[Dataset rows describing interfaces]
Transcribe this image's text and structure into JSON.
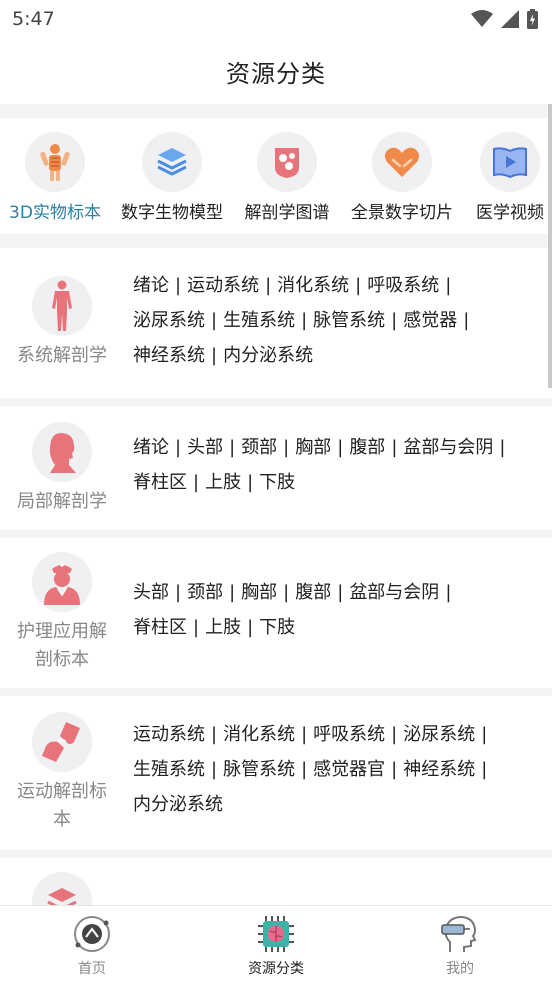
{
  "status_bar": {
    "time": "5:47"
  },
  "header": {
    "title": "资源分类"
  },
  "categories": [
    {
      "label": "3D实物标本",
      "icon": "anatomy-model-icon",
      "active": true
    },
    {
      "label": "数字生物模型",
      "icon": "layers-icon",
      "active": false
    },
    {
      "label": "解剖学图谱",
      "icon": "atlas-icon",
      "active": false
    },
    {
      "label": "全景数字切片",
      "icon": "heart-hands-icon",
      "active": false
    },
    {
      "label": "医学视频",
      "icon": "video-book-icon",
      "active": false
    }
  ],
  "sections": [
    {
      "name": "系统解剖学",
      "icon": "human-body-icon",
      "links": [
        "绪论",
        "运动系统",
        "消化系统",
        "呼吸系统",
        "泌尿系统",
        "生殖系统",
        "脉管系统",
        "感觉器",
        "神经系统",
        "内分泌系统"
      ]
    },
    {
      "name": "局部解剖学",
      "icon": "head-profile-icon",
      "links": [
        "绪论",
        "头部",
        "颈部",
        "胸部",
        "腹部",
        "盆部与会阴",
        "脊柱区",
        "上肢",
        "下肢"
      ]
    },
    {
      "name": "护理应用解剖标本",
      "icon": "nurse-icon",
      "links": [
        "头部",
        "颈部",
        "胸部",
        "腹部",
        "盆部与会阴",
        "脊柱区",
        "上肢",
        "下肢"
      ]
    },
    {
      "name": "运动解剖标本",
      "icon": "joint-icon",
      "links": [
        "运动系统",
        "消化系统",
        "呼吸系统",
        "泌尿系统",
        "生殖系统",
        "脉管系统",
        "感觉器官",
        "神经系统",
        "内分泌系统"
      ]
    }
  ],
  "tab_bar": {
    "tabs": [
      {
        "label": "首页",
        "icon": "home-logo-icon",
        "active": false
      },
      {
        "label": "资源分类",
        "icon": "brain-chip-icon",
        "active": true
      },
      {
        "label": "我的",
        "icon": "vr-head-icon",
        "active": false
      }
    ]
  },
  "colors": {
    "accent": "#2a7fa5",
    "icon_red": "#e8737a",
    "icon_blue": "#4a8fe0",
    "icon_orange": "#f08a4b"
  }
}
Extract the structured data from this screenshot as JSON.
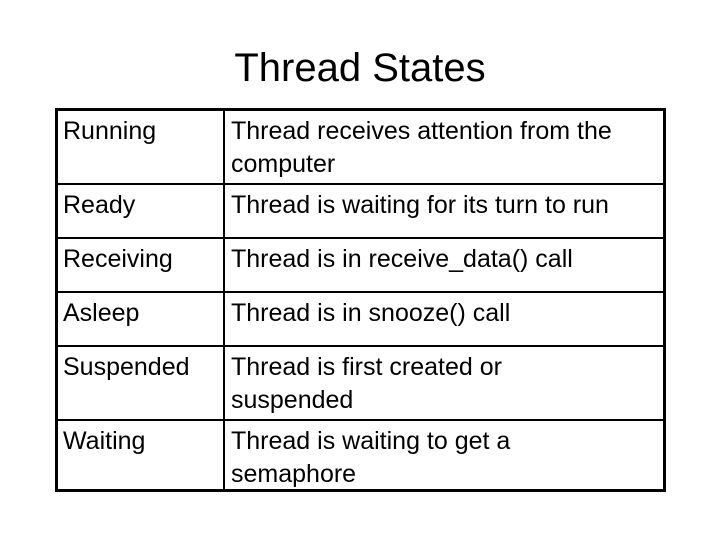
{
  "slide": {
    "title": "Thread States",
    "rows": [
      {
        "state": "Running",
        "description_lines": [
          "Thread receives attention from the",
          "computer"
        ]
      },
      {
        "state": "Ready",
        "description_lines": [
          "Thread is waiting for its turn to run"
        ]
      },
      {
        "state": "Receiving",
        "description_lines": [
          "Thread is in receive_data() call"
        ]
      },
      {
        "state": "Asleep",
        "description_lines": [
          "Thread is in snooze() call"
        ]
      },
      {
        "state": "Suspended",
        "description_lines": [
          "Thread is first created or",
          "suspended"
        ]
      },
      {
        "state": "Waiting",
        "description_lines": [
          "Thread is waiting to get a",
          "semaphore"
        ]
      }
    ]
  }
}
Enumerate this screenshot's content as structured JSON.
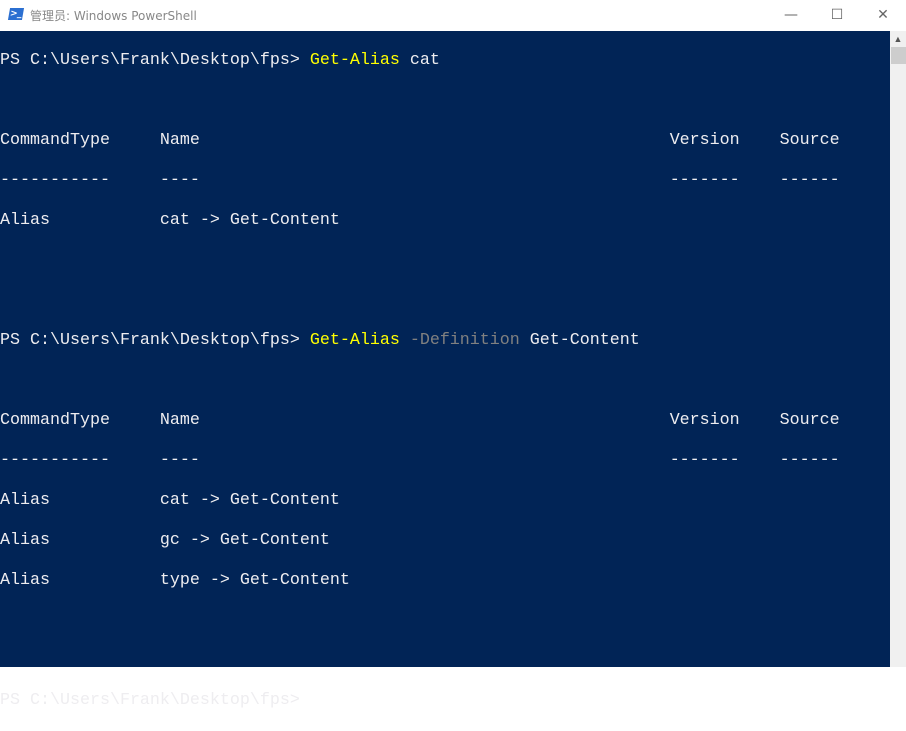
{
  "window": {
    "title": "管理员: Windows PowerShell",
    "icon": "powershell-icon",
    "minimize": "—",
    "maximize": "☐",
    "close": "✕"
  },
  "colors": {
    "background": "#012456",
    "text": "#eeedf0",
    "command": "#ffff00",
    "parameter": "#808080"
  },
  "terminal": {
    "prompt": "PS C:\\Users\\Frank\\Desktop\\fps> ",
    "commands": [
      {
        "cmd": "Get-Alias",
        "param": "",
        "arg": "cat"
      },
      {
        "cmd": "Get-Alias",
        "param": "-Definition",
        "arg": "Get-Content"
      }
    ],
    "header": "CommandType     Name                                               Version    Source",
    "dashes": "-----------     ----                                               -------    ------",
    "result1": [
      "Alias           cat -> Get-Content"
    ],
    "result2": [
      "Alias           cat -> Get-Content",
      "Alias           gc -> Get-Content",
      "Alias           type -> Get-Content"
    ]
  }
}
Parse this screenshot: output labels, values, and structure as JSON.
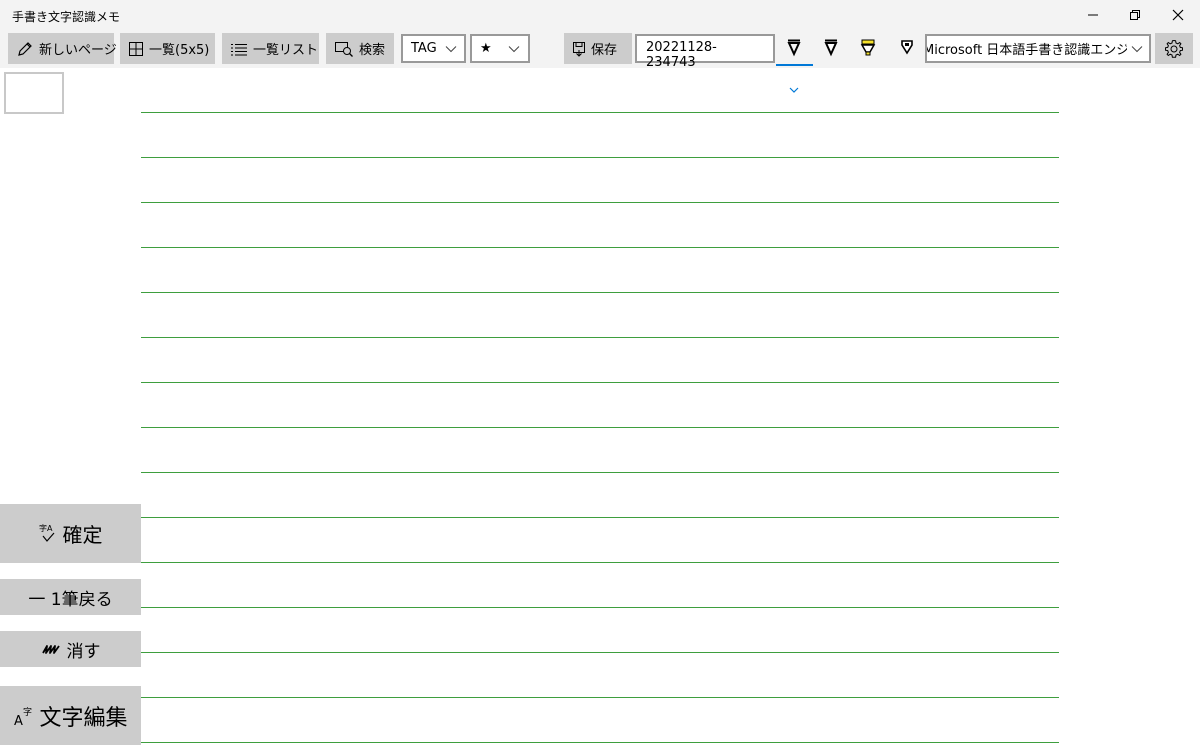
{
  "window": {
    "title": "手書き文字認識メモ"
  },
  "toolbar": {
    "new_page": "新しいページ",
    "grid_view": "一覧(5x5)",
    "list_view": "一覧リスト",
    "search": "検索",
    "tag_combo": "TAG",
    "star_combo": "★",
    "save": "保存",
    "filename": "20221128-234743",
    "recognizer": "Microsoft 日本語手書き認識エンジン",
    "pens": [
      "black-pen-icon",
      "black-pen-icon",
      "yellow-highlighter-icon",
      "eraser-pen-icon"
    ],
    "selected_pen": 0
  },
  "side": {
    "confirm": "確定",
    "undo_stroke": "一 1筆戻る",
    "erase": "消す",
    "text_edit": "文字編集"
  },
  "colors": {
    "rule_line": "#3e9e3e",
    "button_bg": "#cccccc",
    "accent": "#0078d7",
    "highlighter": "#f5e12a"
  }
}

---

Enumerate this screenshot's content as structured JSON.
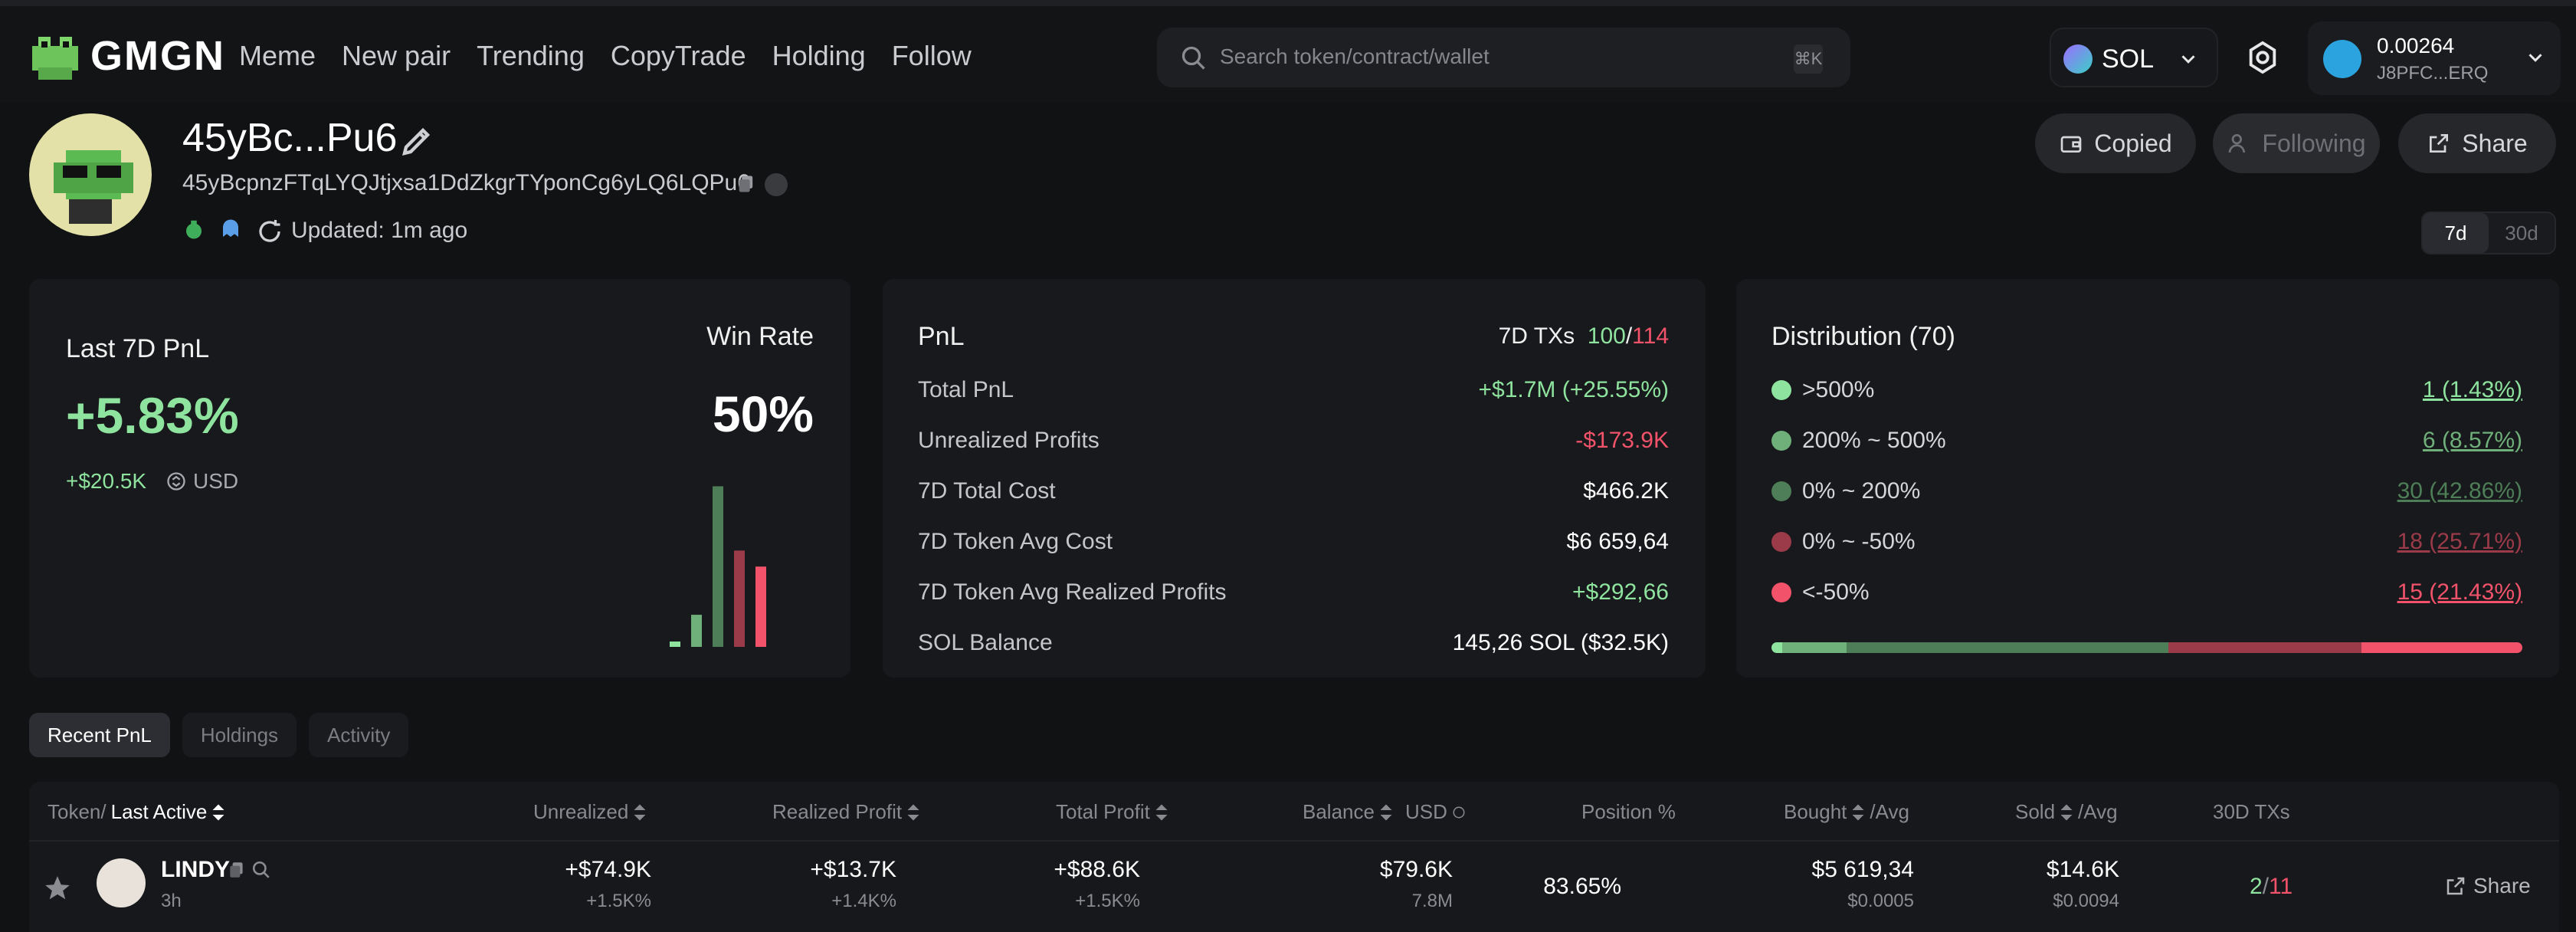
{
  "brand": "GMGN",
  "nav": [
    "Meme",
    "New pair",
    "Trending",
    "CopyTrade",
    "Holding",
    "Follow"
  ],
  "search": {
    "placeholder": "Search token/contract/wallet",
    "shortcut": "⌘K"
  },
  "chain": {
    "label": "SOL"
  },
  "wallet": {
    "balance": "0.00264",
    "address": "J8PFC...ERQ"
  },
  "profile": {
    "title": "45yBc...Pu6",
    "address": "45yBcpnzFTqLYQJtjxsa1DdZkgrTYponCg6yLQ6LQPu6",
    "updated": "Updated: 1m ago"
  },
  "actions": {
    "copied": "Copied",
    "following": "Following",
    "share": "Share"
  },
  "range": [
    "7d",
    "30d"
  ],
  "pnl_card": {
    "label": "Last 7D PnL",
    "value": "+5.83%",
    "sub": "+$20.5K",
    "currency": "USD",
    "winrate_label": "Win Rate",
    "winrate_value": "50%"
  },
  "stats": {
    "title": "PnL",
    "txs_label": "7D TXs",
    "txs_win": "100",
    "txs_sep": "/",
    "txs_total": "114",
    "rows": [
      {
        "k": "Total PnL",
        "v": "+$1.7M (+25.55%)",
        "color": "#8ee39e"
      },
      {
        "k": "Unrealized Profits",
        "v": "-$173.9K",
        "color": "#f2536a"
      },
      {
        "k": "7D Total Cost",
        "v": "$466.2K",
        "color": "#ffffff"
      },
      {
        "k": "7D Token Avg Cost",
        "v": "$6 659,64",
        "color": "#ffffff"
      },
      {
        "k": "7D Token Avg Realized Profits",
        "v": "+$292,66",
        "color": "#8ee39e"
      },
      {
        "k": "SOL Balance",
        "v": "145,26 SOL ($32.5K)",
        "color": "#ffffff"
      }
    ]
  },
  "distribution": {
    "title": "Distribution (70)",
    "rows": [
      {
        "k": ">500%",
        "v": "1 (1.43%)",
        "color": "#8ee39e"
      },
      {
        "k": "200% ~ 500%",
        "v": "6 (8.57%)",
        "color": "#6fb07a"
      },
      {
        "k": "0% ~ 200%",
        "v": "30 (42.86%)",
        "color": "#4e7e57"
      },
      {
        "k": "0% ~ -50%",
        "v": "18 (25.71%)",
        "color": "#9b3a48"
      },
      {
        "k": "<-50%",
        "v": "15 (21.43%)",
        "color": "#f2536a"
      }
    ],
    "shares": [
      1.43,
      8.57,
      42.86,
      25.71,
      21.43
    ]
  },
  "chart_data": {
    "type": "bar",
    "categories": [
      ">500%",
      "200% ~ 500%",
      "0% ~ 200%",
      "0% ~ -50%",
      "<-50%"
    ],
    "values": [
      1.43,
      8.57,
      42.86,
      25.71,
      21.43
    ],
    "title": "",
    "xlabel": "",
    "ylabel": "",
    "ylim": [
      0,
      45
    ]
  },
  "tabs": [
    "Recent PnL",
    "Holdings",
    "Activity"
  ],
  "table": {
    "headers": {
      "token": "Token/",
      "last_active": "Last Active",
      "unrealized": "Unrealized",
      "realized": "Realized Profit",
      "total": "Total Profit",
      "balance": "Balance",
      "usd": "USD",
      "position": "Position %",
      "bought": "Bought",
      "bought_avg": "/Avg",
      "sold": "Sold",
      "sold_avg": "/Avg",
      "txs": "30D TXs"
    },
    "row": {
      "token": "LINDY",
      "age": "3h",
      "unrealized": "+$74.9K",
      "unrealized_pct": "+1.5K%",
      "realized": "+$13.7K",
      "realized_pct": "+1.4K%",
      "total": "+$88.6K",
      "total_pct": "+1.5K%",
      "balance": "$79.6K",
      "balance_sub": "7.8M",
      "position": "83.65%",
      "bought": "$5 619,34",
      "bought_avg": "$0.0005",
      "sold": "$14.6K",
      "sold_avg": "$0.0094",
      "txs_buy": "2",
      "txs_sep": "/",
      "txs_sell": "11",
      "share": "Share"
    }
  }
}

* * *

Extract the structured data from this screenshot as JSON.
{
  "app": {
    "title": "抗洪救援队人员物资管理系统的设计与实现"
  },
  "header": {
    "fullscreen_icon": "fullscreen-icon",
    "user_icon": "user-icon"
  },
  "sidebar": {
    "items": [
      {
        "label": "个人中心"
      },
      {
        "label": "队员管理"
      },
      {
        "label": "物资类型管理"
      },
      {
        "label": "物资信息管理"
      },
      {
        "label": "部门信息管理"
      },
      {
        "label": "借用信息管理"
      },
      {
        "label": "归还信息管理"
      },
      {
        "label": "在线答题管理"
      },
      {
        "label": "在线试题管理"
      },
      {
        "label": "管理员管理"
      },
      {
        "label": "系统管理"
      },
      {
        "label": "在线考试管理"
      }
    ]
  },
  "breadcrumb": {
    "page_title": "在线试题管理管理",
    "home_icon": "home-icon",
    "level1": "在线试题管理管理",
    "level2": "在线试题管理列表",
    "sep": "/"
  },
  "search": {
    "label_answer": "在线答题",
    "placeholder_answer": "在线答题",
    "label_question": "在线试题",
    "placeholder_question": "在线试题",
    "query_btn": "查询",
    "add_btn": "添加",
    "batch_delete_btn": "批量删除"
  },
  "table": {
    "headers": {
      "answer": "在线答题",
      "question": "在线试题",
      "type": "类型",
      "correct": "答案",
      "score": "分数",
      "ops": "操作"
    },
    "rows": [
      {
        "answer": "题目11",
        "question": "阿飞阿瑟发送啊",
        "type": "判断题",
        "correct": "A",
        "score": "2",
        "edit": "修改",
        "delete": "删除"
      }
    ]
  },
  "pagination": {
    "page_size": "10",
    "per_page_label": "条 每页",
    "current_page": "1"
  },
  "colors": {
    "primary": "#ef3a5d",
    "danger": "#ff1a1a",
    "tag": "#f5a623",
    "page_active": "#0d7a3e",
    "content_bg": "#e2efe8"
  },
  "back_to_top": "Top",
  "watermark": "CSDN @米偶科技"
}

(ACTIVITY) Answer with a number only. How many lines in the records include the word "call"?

(EXERCISE OUTPUT) 2